Give back the data below exactly, with every line kept the same.

--------

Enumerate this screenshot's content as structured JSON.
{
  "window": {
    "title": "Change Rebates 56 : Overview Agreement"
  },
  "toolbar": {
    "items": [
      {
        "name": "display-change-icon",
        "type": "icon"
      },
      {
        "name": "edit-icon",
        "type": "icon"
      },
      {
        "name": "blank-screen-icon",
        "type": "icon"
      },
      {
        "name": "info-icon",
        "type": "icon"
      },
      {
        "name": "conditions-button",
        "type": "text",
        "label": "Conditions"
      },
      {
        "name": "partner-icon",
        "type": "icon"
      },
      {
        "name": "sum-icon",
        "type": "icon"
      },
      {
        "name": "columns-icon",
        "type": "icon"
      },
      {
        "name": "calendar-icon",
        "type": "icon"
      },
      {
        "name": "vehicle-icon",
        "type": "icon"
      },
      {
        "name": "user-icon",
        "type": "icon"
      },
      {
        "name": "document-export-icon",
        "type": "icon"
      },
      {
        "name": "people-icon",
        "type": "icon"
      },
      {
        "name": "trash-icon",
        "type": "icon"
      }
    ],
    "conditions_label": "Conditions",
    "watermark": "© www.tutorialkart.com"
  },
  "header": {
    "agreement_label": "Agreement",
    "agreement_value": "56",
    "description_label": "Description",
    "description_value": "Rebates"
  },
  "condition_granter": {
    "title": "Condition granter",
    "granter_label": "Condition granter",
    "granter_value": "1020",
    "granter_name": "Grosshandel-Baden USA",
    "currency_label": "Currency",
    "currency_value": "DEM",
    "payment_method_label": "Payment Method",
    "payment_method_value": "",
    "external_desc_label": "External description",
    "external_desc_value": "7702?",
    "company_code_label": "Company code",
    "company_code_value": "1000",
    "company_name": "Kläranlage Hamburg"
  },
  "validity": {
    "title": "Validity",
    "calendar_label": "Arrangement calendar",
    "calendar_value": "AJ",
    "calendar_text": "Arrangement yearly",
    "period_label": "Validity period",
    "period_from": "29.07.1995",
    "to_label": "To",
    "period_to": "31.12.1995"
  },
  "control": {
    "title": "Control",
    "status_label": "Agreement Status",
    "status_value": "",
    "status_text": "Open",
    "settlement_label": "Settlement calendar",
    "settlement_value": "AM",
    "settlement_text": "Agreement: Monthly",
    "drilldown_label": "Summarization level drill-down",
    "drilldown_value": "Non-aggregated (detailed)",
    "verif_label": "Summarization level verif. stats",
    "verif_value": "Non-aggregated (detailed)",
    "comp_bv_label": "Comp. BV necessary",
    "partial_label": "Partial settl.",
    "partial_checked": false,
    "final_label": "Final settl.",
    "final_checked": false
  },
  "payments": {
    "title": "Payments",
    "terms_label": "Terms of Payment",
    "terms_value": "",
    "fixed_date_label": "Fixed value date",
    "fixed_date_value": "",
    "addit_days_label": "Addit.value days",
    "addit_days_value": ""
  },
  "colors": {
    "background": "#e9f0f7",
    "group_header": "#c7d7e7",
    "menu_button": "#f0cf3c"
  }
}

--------

### Solution to this problem
Enumerate this screenshot's content as structured JSON.
{
  "window": {
    "title": "Change Rebates 56 : Overview Agreement"
  },
  "toolbar": {
    "items": [
      {
        "name": "display-change-icon",
        "type": "icon"
      },
      {
        "name": "edit-icon",
        "type": "icon"
      },
      {
        "name": "blank-screen-icon",
        "type": "icon"
      },
      {
        "name": "info-icon",
        "type": "icon"
      },
      {
        "name": "conditions-button",
        "type": "text",
        "label": "Conditions"
      },
      {
        "name": "partner-icon",
        "type": "icon"
      },
      {
        "name": "sum-icon",
        "type": "icon"
      },
      {
        "name": "columns-icon",
        "type": "icon"
      },
      {
        "name": "calendar-icon",
        "type": "icon"
      },
      {
        "name": "vehicle-icon",
        "type": "icon"
      },
      {
        "name": "user-icon",
        "type": "icon"
      },
      {
        "name": "document-export-icon",
        "type": "icon"
      },
      {
        "name": "people-icon",
        "type": "icon"
      },
      {
        "name": "trash-icon",
        "type": "icon"
      }
    ],
    "conditions_label": "Conditions",
    "watermark": "© www.tutorialkart.com"
  },
  "header": {
    "agreement_label": "Agreement",
    "agreement_value": "56",
    "description_label": "Description",
    "description_value": "Rebates"
  },
  "condition_granter": {
    "title": "Condition granter",
    "granter_label": "Condition granter",
    "granter_value": "1020",
    "granter_name": "Grosshandel-Baden USA",
    "currency_label": "Currency",
    "currency_value": "DEM",
    "payment_method_label": "Payment Method",
    "payment_method_value": "",
    "external_desc_label": "External description",
    "external_desc_value": "7702?",
    "company_code_label": "Company code",
    "company_code_value": "1000",
    "company_name": "Kläranlage Hamburg"
  },
  "validity": {
    "title": "Validity",
    "calendar_label": "Arrangement calendar",
    "calendar_value": "AJ",
    "calendar_text": "Arrangement yearly",
    "period_label": "Validity period",
    "period_from": "29.07.1995",
    "to_label": "To",
    "period_to": "31.12.1995"
  },
  "control": {
    "title": "Control",
    "status_label": "Agreement Status",
    "status_value": "",
    "status_text": "Open",
    "settlement_label": "Settlement calendar",
    "settlement_value": "AM",
    "settlement_text": "Agreement: Monthly",
    "drilldown_label": "Summarization level drill-down",
    "drilldown_value": "Non-aggregated (detailed)",
    "verif_label": "Summarization level verif. stats",
    "verif_value": "Non-aggregated (detailed)",
    "comp_bv_label": "Comp. BV necessary",
    "partial_label": "Partial settl.",
    "partial_checked": false,
    "final_label": "Final settl.",
    "final_checked": false
  },
  "payments": {
    "title": "Payments",
    "terms_label": "Terms of Payment",
    "terms_value": "",
    "fixed_date_label": "Fixed value date",
    "fixed_date_value": "",
    "addit_days_label": "Addit.value days",
    "addit_days_value": ""
  },
  "colors": {
    "background": "#e9f0f7",
    "group_header": "#c7d7e7",
    "menu_button": "#f0cf3c"
  }
}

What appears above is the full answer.